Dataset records
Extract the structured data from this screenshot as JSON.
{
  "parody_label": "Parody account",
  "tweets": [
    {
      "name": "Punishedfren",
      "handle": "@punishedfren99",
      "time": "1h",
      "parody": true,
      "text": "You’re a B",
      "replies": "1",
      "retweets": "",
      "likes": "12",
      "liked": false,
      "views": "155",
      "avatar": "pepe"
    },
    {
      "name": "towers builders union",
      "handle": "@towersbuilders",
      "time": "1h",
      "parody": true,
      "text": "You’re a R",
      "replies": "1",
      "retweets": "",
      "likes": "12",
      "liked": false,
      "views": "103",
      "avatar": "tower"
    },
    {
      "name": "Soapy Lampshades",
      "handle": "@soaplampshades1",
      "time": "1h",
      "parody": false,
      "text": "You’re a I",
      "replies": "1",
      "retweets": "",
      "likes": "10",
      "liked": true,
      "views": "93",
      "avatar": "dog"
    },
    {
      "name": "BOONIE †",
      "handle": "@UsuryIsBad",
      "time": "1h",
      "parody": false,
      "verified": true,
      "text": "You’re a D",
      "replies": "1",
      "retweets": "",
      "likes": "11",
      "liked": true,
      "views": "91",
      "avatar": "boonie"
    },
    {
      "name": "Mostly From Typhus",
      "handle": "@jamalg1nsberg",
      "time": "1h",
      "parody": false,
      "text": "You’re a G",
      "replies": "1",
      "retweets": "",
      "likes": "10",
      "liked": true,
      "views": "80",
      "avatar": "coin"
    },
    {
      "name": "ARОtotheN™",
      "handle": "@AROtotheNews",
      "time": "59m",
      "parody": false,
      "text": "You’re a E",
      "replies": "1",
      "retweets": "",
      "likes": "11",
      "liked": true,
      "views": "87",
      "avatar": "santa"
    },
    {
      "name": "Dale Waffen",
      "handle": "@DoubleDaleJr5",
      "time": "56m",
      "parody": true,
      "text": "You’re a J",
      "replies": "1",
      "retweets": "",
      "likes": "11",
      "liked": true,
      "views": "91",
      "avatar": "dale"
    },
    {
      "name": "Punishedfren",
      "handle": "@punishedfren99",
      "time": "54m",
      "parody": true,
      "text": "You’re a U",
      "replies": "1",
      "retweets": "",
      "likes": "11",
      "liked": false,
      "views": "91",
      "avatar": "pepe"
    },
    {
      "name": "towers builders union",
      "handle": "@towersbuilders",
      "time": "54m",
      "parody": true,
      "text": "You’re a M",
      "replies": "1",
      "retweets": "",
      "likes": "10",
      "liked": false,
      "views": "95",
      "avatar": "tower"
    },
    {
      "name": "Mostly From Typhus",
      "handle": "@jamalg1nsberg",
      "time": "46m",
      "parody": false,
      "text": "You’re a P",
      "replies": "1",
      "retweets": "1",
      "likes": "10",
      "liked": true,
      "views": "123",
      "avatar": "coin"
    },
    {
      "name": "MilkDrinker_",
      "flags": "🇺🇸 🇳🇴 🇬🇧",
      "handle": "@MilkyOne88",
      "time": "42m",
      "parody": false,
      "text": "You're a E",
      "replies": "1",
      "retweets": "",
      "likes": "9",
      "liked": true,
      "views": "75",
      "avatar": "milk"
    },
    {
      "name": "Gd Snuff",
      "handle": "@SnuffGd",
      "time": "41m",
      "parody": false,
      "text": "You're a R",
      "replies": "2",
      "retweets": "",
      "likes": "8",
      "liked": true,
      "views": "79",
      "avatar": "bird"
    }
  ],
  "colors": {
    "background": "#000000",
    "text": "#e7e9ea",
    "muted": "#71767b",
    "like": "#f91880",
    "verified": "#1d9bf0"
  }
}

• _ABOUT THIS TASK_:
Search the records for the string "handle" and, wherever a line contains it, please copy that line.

• _TASK SOLUTION_:
      "handle": "@punishedfren99",
      "handle": "@towersbuilders",
      "handle": "@soaplampshades1",
      "handle": "@UsuryIsBad",
      "handle": "@jamalg1nsberg",
      "handle": "@AROtotheNews",
      "handle": "@DoubleDaleJr5",
      "handle": "@punishedfren99",
      "handle": "@towersbuilders",
      "handle": "@jamalg1nsberg",
      "handle": "@MilkyOne88",
      "handle": "@SnuffGd",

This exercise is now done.